PETOSKY, Mich. — Michigan wildlife officials charged a woman for taking care of wildlife without a permit then seized six animals from her refuge and killed them.
Department of Natural Resources Lt. Jim Gorno said Kei Ju Farm owner Julie Hall was first warned about a year ago, the Petoskey New reported.
“What happens is the wildlife is raised, sometimes if you let it go, they become a nuisance or even a disease issue here. Last fall, or a year and a half ago, there was a tamed whitetail buck that was in the Petoskey area that was causing issues,” Gorno said. “When it gets to mating season, it can be very dangerous to people and other animals. This buck was found and had to be euthanized because it was a danger to the public.”
Kei Ju Farm, known in the community for its work rehabilitating wild animals, was a refuge to goats, chickens, alpacas, donkeys, horses and other wild animals.
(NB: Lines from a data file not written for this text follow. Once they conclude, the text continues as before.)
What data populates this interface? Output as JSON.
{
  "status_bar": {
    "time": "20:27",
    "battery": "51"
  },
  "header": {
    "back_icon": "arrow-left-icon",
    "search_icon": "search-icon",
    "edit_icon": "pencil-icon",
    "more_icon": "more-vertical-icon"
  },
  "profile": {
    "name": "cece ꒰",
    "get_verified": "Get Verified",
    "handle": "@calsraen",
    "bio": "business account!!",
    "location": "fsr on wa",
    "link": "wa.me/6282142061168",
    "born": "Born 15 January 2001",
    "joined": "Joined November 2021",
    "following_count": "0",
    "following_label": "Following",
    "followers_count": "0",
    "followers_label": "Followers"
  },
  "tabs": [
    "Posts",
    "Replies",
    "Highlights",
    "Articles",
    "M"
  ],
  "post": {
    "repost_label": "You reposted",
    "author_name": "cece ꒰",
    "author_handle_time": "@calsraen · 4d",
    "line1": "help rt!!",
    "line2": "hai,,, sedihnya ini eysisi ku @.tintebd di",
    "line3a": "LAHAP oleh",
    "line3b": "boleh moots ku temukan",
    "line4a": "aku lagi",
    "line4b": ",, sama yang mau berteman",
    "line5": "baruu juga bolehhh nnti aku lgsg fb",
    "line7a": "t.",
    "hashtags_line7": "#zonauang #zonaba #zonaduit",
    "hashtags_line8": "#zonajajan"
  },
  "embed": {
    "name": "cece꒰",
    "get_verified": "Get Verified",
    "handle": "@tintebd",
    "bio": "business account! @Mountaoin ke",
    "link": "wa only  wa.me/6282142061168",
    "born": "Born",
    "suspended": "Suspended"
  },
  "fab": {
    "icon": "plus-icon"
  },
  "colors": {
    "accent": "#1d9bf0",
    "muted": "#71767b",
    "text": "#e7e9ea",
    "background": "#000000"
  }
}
The agency got another complaint earlier this year and on Thursday, wildlife officials returned to the farm. They seized and killed six of the animals, the Petoskey News reported. Because the animals could not be released, they had to be killed. The animals included a small deer that was taken in, in the fall at around two weeks old; Sassy, a half-blind raccoon with Down syndrome; and Po, a one-legged crow a child had brought in.
“That’s why the DNR is in place, we have places for these animals. We just can’t rehab every animal that we get a call on. I understand that Julie took in everything. But what happens is, she has to call us and say she has it,” Gorno said. “We just don’t want everybody to do it and not be inspected because then you’re going to have facilities that aren’t good for these animals.”
Hall was arrested and charged with holding animals in captivity without a permit, a misdemeanor, the Petoskey News reported.
“We put out press releases every spring saying, do not pick up wildlife, do not keep wildlife, do not take wildlife out of the wild,” Gorno said. “It’s illegal and it’s not good for wildlife. Most of the time it’s almost a death sentence for these animals, because a lot of them can’t be re-released after they are raised or taken by humans.”
Hall said she was on a waiting list for the permit. She is unsure what will happen now.
Cox Media Group